The typical situation where an email password is compromised is from a successful phishing attempt – password was leaked to a fake Microsoft or Google site after clicking on a suspicious email and authenticating with credentials.

phishing password expiry

First picture shows a typical phishing email. Subsequent picture shows phisher's destination site when hovering mouse over the link.

The perpetrator will then authenticated and maintain a persistent session on web mail, stealthily monitor your email communications and then get information on the correspondence that you have.

This is particularly damaging if the email account is a business account. It does not matter if you are a trade creditor or trade debtor. Once these details are available to them, they can construct another email engineered to trick either you (posing as your supplier) or to your supplier (posing as you) and request a pending payment to be paid to another bank account due to some banking issues.

A misspelled domain (1 as l or vice versa) or a similar sounding domain will be registered and a fake email account created. It will be so similar to such an extend that other than the domain name, the sender’s name (even case sensitively similar), signature, message content and sentence construct will be exactly the same.

The victim will then be instructed to pay to the scammer’s bank account and may realize only when supplier start asking them for payment.

Some steps that IT administrators can take are:

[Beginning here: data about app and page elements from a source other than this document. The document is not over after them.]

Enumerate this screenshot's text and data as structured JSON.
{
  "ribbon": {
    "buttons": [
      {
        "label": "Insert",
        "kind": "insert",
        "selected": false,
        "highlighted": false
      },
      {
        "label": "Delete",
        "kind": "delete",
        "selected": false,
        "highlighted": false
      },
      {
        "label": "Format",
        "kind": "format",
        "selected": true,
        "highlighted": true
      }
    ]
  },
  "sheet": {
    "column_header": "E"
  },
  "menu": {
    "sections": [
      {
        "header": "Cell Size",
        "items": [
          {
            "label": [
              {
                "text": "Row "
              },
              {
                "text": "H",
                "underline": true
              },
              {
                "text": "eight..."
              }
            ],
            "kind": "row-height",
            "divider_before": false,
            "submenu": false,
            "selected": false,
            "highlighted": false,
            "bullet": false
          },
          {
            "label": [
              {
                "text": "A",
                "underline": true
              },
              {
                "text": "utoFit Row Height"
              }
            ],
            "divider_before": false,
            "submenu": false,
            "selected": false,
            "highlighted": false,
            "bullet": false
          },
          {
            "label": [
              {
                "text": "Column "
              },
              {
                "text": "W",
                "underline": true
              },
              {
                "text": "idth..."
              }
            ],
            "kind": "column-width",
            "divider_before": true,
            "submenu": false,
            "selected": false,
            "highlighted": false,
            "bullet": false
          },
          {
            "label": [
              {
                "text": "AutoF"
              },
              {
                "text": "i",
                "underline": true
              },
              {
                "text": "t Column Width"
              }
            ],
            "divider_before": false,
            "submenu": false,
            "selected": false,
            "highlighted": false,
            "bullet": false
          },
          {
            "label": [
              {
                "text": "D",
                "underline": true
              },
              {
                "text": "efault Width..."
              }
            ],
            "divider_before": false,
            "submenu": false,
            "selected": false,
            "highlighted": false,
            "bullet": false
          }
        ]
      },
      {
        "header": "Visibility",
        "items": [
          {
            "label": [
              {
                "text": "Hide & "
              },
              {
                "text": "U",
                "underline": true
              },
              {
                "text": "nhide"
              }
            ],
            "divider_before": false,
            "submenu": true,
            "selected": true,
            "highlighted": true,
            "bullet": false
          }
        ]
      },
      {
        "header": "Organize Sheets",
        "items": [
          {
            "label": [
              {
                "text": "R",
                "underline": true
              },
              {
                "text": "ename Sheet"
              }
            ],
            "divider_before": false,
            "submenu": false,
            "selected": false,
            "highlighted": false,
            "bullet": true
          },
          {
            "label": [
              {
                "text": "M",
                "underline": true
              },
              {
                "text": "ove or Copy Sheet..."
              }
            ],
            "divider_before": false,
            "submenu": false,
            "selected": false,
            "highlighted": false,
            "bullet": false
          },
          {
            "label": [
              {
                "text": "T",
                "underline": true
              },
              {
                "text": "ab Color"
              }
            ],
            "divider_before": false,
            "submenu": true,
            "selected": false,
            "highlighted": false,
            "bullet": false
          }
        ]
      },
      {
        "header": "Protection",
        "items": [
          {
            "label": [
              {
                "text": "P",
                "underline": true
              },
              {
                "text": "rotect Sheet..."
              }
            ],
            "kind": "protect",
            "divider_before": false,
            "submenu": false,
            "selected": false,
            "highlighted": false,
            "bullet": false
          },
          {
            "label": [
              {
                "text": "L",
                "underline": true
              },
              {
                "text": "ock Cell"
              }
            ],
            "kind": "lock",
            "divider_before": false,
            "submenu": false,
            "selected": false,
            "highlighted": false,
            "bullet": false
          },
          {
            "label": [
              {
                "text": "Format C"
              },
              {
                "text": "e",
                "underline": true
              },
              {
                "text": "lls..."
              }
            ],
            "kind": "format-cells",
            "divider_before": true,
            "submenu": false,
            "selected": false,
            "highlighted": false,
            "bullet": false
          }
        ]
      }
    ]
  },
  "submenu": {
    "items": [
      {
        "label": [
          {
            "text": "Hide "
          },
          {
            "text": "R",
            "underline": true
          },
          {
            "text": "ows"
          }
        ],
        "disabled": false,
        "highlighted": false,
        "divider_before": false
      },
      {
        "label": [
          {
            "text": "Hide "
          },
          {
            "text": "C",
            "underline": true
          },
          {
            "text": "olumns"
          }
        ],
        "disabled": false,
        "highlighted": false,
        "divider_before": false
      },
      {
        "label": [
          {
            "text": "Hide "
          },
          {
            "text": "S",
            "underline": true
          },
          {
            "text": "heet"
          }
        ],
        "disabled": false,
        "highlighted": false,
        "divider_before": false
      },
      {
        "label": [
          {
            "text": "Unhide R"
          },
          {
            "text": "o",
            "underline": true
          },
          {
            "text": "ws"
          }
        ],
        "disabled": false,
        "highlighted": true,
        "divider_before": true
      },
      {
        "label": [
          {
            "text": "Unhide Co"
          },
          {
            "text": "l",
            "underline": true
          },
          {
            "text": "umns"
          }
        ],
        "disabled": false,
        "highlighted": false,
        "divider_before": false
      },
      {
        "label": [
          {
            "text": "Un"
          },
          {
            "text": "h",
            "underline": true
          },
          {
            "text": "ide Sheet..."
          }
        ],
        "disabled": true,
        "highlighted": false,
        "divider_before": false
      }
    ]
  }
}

  1. Enforce Multi-factor authentication for email access using mobile OTP or authenticator apps.
  2. Train users to identify phishing email through phishing simulator (Microsoft or third party) and conduct constant training for new and existing users.
  3. Enforce modern authentication, password strength, complexity and set a password expiry period.
  4. Force sign-out all sessions for each password change to prevent session using cached credential.
  5. For users not accessing email externally, disable Outlook Web Access (webmail), insecure protocol, POP3 and IMAP access.
  6. Monitor Azure AD sign-in logs for suspicious failed or successful sign-ins outside of your geographic location as it may indicate successful phish attempts. If necessary, force password reset and sign-out all sessions.
  7. Tag external emails with warning message and educate users on why an email is tagged as external when it seems to be from someone within the organization and to be cautious of attachments/links within such emails. Explain to users that emails tagged as external are sent from external parties even though it may appears to be from someone within the organization. All such emails especially the later should be handled with caution.